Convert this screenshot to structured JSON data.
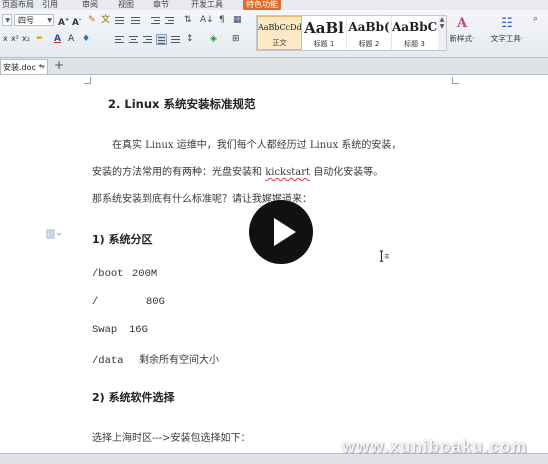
{
  "ribbon": {
    "tabs": [
      "页面布局",
      "引用",
      "审阅",
      "视图",
      "章节",
      "开发工具",
      "特色功能"
    ],
    "font_size_value": "四号",
    "style_gallery": [
      {
        "sample": "AaBbCcDd",
        "name": "正文"
      },
      {
        "sample": "AaBl",
        "name": "标题 1"
      },
      {
        "sample": "AaBb(",
        "name": "标题 2"
      },
      {
        "sample": "AaBbC",
        "name": "标题 3"
      }
    ],
    "new_style_label": "新样式·",
    "text_tools_label": "文字工具·"
  },
  "document_tabs": {
    "active_tab": "安装.doc *",
    "new_tab_symbol": "+"
  },
  "document": {
    "heading_main": "2. Linux 系统安装标准规范",
    "para_line1": "在真实 Linux 运维中，我们每个人都经历过 Linux 系统的安装，",
    "para_line2_before": "安装的方法常用的有两种：光盘安装和 ",
    "para_line2_kick": "kickstart",
    "para_line2_after": " 自动化安装等。",
    "para_line3": "那系统安装到底有什么标准呢？请让我娓娓道来：",
    "section1_heading": "1) 系统分区",
    "partitions": [
      {
        "mount": "/boot",
        "size": "200M"
      },
      {
        "mount": "/",
        "size": "80G"
      },
      {
        "mount": "Swap",
        "size": "16G"
      },
      {
        "mount": "/data",
        "size": "剩余所有空间大小"
      }
    ],
    "section2_heading": "2) 系统软件选择",
    "section2_text": "选择上海时区--->安装包选择如下："
  },
  "overlay": {
    "watermark": "www.xuniboaku.com"
  }
}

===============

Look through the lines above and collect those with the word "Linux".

    "heading_main": "2. Linux 系统安装标准规范",
    "para_line1": "在真实 Linux 运维中，我们每个人都经历过 Linux 系统的安装，",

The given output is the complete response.